overall this route is a faster way than Putty, but Putty is a better drive. Even better do both! Certainly better than sitting in the F3 traffic, and this route is probably a bit less popular with the motorbike crowd too.
If you like ferries, you can also go back via the Berowra waters ferry instead of through Dural. I didn’t as it was getting late.
The vinegar flush I tried yesterday removed a lot of silt from the radiator. Each of the bottles I captured the old coolant in had a fairly decent layer of sediment in the bottom the next day. Despite the flushing, the radiator still looked dirty, so I used the bottle of Wynn radiator flush as well. It also removed a fair amount, although not as much as the first go with the vinegar.
My new thermostat is still on order (I ordered the 75c), so I took the car for a test drive (just using plain water) and it is better. Instead of staying near the top of the normal range, the temperature gauge stayed at around 2/3, and when it did go high it was able to come down faster. The radiator and top hose were also much cooler using the infrared thermometer.

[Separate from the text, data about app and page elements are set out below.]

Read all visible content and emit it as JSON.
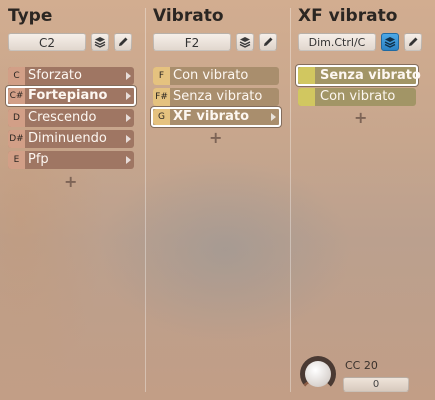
{
  "type_panel": {
    "title": "Type",
    "select_value": "C2",
    "add_symbol": "+",
    "items": [
      {
        "key": "C",
        "label": "Sforzato",
        "selected": false
      },
      {
        "key": "C#",
        "label": "Fortepiano",
        "selected": true
      },
      {
        "key": "D",
        "label": "Crescendo",
        "selected": false
      },
      {
        "key": "D#",
        "label": "Diminuendo",
        "selected": false
      },
      {
        "key": "E",
        "label": "Pfp",
        "selected": false
      }
    ]
  },
  "vibrato_panel": {
    "title": "Vibrato",
    "select_value": "F2",
    "add_symbol": "+",
    "items": [
      {
        "key": "F",
        "label": "Con vibrato",
        "selected": false
      },
      {
        "key": "F#",
        "label": "Senza vibrato",
        "selected": false
      },
      {
        "key": "G",
        "label": "XF vibrato",
        "selected": true
      }
    ]
  },
  "xf_panel": {
    "title": "XF vibrato",
    "select_value": "Dim.Ctrl/C",
    "add_symbol": "+",
    "items": [
      {
        "label": "Senza vibrato",
        "selected": true
      },
      {
        "label": "Con vibrato",
        "selected": false
      }
    ],
    "cc_label": "CC 20",
    "cc_value": "0"
  },
  "icons": {
    "layers": "layers-icon",
    "edit": "pencil-icon"
  },
  "colors": {
    "layers_active": "#3a94d8"
  }
}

Looking down into the radiator, the core seems more of a silt colour than bare metal, so I may consider another flush before I refill with distilled water & coolant.
the lesson from this is that using proper coolant with regular changes is important. Rainwater will just end up with a lot of silt in the system.